- _Input data_:
——————————
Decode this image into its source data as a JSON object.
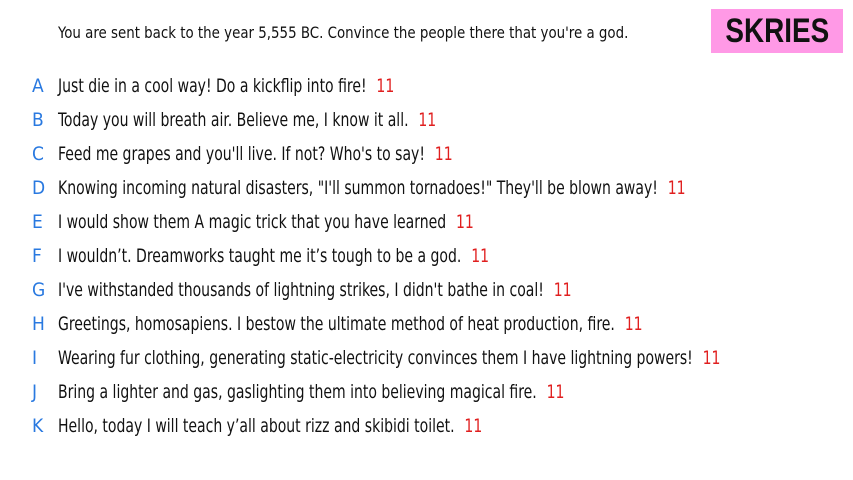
{
  "prompt": "You are sent back to the year 5,555 BC. Convince the people there that you're a god.",
  "logo": {
    "text": "SKRIES",
    "background": "#ff99e6"
  },
  "colors": {
    "letter": "#2979e0",
    "votes": "#e01f1f",
    "text": "#111111"
  },
  "answers": [
    {
      "letter": "A",
      "text": "Just die in a cool way! Do a kickflip into fire!",
      "votes": "11"
    },
    {
      "letter": "B",
      "text": "Today you will breath air. Believe me, I know it all.",
      "votes": "11"
    },
    {
      "letter": "C",
      "text": "Feed me grapes and you'll live. If not? Who's to say!",
      "votes": "11"
    },
    {
      "letter": "D",
      "text": "Knowing incoming natural disasters, \"I'll summon tornadoes!\" They'll be blown away!",
      "votes": "11"
    },
    {
      "letter": "E",
      "text": "I would show them A magic trick that you have learned",
      "votes": "11"
    },
    {
      "letter": "F",
      "text": "I wouldn’t. Dreamworks taught me it’s tough to be a god.",
      "votes": "11"
    },
    {
      "letter": "G",
      "text": "I've withstanded thousands of lightning strikes, I didn't bathe in coal!",
      "votes": "11"
    },
    {
      "letter": "H",
      "text": "Greetings, homosapiens. I bestow the ultimate method of heat production, fire.",
      "votes": "11"
    },
    {
      "letter": "I",
      "text": "Wearing fur clothing, generating static-electricity convinces them I have lightning powers!",
      "votes": "11"
    },
    {
      "letter": "J",
      "text": "Bring a lighter and gas, gaslighting them into believing magical fire.",
      "votes": "11"
    },
    {
      "letter": "K",
      "text": "Hello, today I will teach y’all about rizz and skibidi toilet.",
      "votes": "11"
    }
  ]
}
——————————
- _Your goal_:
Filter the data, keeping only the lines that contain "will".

- _Written solution_:
      "text": "Today you will breath air. Believe me, I know it all.",
      "text": "Hello, today I will teach y’all about rizz and skibidi toilet.",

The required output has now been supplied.